We spent our first day in Edinburgh touring the city by bus and on foot. We settled into a great hotel, we had a great meal, and we had a nice walk to top it off.
The featured image shows the entrance to Edinburgh Castle at dusk.
This post describes our experiences on Monday, May 8th, our first full day in Edinburgh. Our activities included a guided bike tour around the city, with frequent stops that allowed me to take some nice photos of the spectacular scenery.
This photo was taken at the first stop on our tour, the courtyard of what was originally a 16th century inn, just outside the walled city of Edinburgh. Patty insisted that I take the photo. I think she wanted to make sure that I captured all things ‘quaint’.
On Tuesday, May 9th, we planned that Bo would drive us all to Saint Andrews, about 1.5 hours to the northwest of Edinburgh, to see the ruins of Saint Andrews Cathedral. It turned out to be one of those ‘postcard’ days, as the posted photos will show.
The featured photo shows the view looking west from the top of what is now referred to as Rule’s Tower, which is the only section that remains of one of at least three Roman Catholic churches that had been built on the site of Saint Andrews Cathedral. The first church was founded by the King of the Picts in the 8th century, at around the time that legend says that Saint Rule (also known as Saint Regulus) brought relics of the apostle Saint Andrew to Scotland from Patras in Greece, where he had been crucified. The apostle Andrew was adopted as the patron saint of the Picts, and later of Scotland. The saltire, or X-shaped cross that adorns the Scottish flag, which is believed to be the oldest flag in Europe, is the symbol of Saint Andrew, because it is said that he chose to be crucified on an X-shaped cross, because he felt he wasn’t worthy to die in the same manner as Christ Jesus.
The second church, built around 1130, was the Church of Saint Regulus, of which this tower was a part, and which was retained during the construction of the third church, Saint Andrews Cathedral. Construction began on the cathedral in 1158, and it was consecrated in 1318 in the presence of King Robert I (Robert the Bruce). The Cathedral of Saint Andrew was looted in 1559, during the early stages of the Scottish Reformation, and it fell into disuse starting in 1561, after Catholic mass was outlawed in Scotland. At 391 feet long, it was for some time the largest church to have been built in Scotland

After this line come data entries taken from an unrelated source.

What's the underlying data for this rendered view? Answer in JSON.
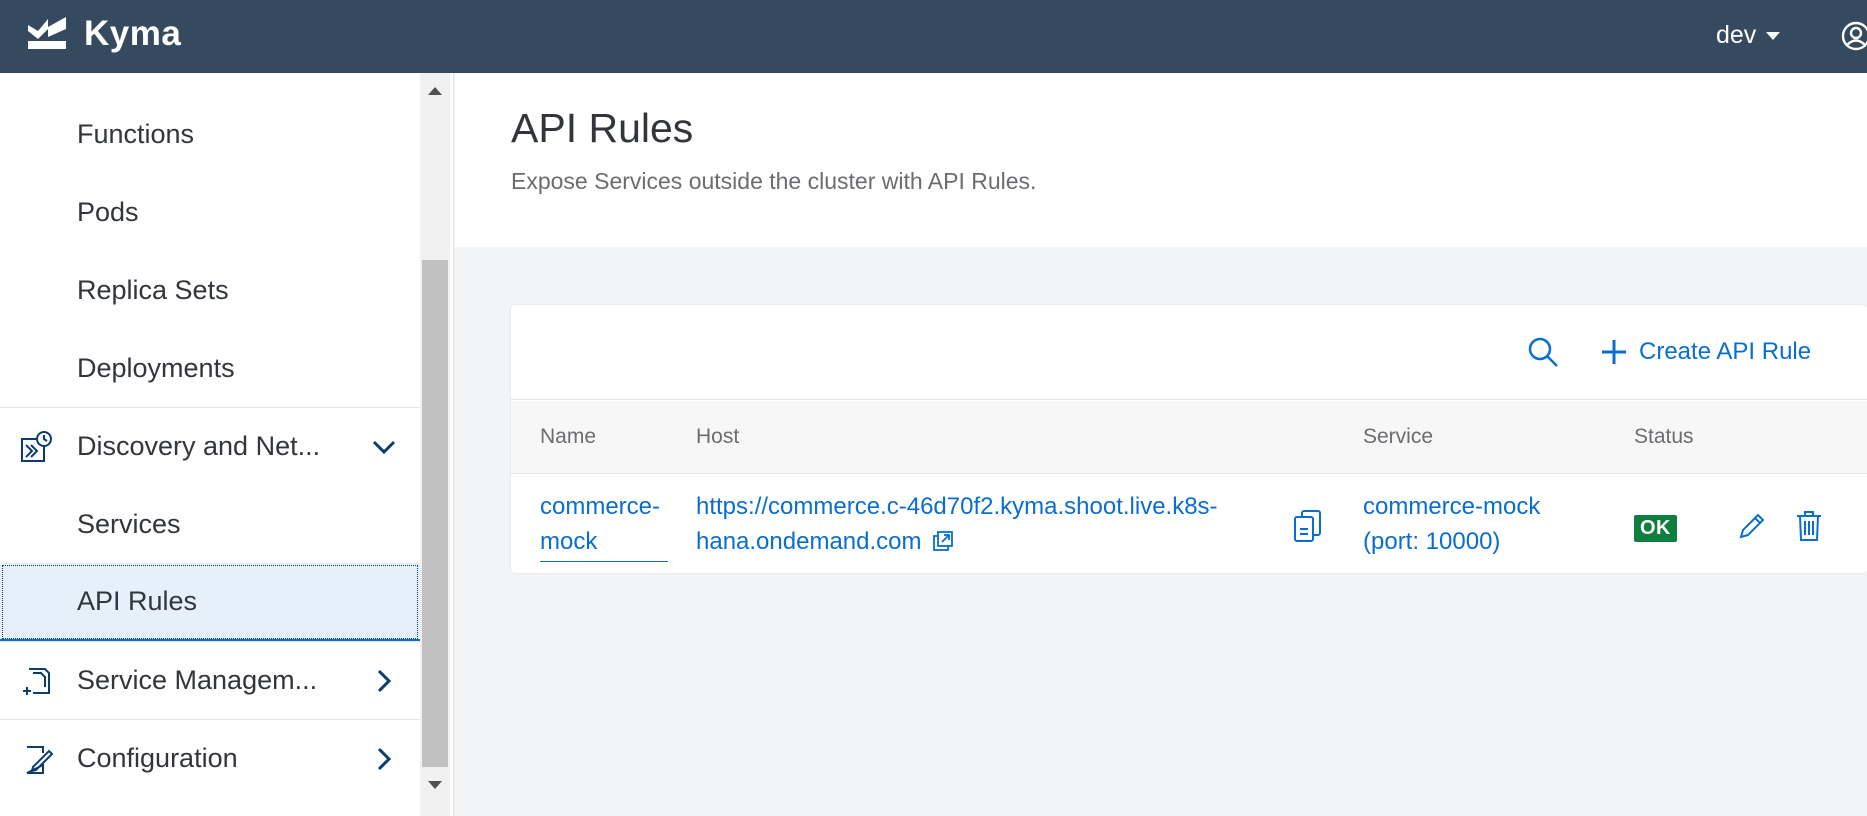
{
  "shell": {
    "app_name": "Kyma",
    "namespace": "dev"
  },
  "sidebar": {
    "items": [
      {
        "label": "Functions"
      },
      {
        "label": "Pods"
      },
      {
        "label": "Replica Sets"
      },
      {
        "label": "Deployments"
      },
      {
        "label": "Discovery and Net...",
        "icon": "discovery-network-icon",
        "expanded": true
      },
      {
        "label": "Services"
      },
      {
        "label": "API Rules",
        "selected": true
      },
      {
        "label": "Service Managem...",
        "icon": "service-management-icon",
        "expanded": false
      },
      {
        "label": "Configuration",
        "icon": "configuration-icon",
        "expanded": false
      }
    ]
  },
  "page": {
    "title": "API Rules",
    "description": "Expose Services outside the cluster with API Rules."
  },
  "toolbar": {
    "create_label": "Create API Rule"
  },
  "table": {
    "columns": [
      "Name",
      "Host",
      "Service",
      "Status"
    ],
    "rows": [
      {
        "name_line1": "commerce-",
        "name_line2": "mock",
        "host_line1": "https://commerce.c-46d70f2.kyma.shoot.live.k8s-",
        "host_line2": "hana.ondemand.com",
        "service_line1": "commerce-mock",
        "service_line2": "(port: 10000)",
        "status": "OK"
      }
    ]
  },
  "colors": {
    "shellbar": "#354a5f",
    "link": "#0a6ed1",
    "status_ok": "#107e3e",
    "selected_bg": "#e5f0fa"
  }
}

In the distance lies the city of Saint Andrews, with the University of Saint Andrews on the far right.
Day 5 (Wednesday, May 10th) was our last day in Edinburgh. Patty and I would be taking a train to Glasgow that afternoon to get ready to start hiking the next day. Bo and Peggy would stay one more night, and then take a taxi north to meet us for lunch on our second day on the trail. But before all that, there would be a full day of interesting discoveries in Edinburgh . . .
This photo shows the north side of Craigmillar Castle, from the trail that leads through the town of Craigmillar, and on to Duddingston Village.
On Thursday, May 11th, Patty and I set out by train from Glasgow to Milngavie, the starting point for the West Highland Way.
The photo below shows what we were seeing along the first section of the trail. Bluebells. Bluebells everywhere.